Vintage Home Beautiful
A couple take on the renovation of a 19th-century stone house in the Texas hill country and find unexpected delights.
HERE'S WHAT A FEW IDYLLIC WEEKENDS IN THE COUNTRY WILL DO TO YOUR LIFE: They'll upend it. After visiting Fredericksburg, arguably the Texas Hill Country's cutest town, a Houston couple bought an old stone house — even though it had been neglected in recent years and they had never taken on a renovation before.
Built in the 1880s by the Eckert family, among the early settlers of Fredericksburg, the house sits on eight and a half acres of the original 600-acre Eckert ranch (much of which is still home to descendants). The house reminded the couple of ones they'd seen on trips to Provence — in spite of previous owners' efforts to modernize it by covering hardwood floors with linoleum and 18-inch-thick limestone walls with Sheetrock.
Their goal was to recapture its essence. To that end, they basically undid what had been done over the years and allowed the place to show its age.
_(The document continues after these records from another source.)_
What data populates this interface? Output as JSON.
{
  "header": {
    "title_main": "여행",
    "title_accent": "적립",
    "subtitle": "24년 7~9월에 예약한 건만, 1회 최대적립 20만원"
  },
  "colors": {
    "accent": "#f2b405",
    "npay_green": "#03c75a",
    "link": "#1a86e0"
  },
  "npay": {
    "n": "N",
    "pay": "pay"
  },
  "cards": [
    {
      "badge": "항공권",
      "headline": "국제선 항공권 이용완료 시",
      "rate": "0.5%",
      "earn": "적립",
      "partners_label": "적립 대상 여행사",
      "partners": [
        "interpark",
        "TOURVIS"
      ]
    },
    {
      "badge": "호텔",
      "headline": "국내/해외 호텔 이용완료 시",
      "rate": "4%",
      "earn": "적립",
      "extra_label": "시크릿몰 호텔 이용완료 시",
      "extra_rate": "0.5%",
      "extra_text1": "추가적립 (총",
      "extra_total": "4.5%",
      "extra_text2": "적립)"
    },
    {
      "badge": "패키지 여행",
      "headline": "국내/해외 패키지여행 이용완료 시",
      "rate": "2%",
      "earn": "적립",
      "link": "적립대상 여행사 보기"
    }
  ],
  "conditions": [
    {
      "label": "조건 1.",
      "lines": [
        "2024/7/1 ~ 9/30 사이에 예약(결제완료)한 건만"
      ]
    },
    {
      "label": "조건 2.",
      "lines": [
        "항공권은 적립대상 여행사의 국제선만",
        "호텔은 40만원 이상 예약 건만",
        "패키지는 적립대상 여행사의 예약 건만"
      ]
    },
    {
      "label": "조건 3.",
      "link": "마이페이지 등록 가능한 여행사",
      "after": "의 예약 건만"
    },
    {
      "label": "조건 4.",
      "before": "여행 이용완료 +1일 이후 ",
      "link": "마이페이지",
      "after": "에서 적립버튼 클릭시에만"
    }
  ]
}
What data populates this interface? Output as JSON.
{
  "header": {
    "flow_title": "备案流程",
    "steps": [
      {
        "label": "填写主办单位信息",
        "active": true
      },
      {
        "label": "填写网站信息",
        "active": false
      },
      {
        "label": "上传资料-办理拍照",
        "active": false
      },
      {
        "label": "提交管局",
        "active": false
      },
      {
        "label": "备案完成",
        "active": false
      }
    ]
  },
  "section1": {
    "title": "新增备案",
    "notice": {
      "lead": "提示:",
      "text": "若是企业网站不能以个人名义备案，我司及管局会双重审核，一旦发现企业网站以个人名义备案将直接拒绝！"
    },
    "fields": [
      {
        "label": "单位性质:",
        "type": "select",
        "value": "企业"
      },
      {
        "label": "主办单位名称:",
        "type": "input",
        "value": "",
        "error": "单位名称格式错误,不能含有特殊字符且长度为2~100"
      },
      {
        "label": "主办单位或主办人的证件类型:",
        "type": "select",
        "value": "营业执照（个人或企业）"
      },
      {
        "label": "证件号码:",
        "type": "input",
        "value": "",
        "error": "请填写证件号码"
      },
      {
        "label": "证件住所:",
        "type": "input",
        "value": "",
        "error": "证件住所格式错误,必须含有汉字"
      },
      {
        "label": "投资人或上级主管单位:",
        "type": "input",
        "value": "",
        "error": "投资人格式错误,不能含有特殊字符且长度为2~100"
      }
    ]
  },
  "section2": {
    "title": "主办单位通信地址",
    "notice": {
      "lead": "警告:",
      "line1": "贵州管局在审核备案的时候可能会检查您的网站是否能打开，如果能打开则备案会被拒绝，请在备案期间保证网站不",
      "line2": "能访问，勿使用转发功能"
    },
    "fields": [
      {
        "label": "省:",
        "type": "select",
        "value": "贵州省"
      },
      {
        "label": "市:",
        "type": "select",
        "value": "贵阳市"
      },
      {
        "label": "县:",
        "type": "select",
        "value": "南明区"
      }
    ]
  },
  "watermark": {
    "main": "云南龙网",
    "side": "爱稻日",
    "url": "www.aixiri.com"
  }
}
Which wasn't as easy as it sounds. "We went into it naively," the wife says of the seven-year project. "We kept asking ourselves, 'What have we gotten into?'" Now the answer is simple: A house loaded with as much charm as the town itself.
Inside, layers of Sheetrock installed by previous owners were removed, revealing pleasingly distressed 18-inch-thick limestone walls.
In the dining room, everything was restored to the way it might have looked 125 years ago, including limestone walls, longleaf pine floors, the pressed-tin ceiling, and the door with its transom (to help with ventilation in a house without central heat and air). A mix of chairs — antique finds from the Warrenton, Tex., flea market interspersed with new oxidized-iron chairs — surround the long table.
The china cabinet stores a disparate collection — pewter plates, Wedgwood china, a blue tea set — handed down from family members.
During the renovation, the couple lived in the guesthouse, which had originally been a smokehouse.
They outfitted the place with few furnishings to allow each piece to function as a focal point. "It's great having a husband who is handy," says the wife. "We found a dining table at an antiques shop and he said, 'I can make that.'" So he did.
In the course of peeling away the layers of previous renovations, the couple decided to leave the home's mottled surfaces "as is." In doing so, they recaptured its personality. "Our first instinct was to make it like new, but as we uncovered things we gained an appreciation for the beauty of what was there."